**Records:**

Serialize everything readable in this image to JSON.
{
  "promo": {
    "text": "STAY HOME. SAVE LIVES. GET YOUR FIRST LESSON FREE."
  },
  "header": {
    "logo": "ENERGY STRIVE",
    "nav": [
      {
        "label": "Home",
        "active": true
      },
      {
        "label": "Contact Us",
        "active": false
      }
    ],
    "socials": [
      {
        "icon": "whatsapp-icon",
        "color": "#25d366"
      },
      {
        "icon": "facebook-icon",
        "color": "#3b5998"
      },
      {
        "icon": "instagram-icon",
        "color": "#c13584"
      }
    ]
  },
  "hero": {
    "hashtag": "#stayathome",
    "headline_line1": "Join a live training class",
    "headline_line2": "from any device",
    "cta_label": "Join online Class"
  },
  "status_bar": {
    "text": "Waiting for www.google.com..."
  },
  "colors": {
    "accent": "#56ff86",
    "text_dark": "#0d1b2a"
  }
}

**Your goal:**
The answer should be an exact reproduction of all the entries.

**The completed task:**
Serialize everything readable in this image to JSON.
{
  "promo": {
    "text": "STAY HOME. SAVE LIVES. GET YOUR FIRST LESSON FREE."
  },
  "header": {
    "logo": "ENERGY STRIVE",
    "nav": [
      {
        "label": "Home",
        "active": true
      },
      {
        "label": "Contact Us",
        "active": false
      }
    ],
    "socials": [
      {
        "icon": "whatsapp-icon",
        "color": "#25d366"
      },
      {
        "icon": "facebook-icon",
        "color": "#3b5998"
      },
      {
        "icon": "instagram-icon",
        "color": "#c13584"
      }
    ]
  },
  "hero": {
    "hashtag": "#stayathome",
    "headline_line1": "Join a live training class",
    "headline_line2": "from any device",
    "cta_label": "Join online Class"
  },
  "status_bar": {
    "text": "Waiting for www.google.com..."
  },
  "colors": {
    "accent": "#56ff86",
    "text_dark": "#0d1b2a"
  }
}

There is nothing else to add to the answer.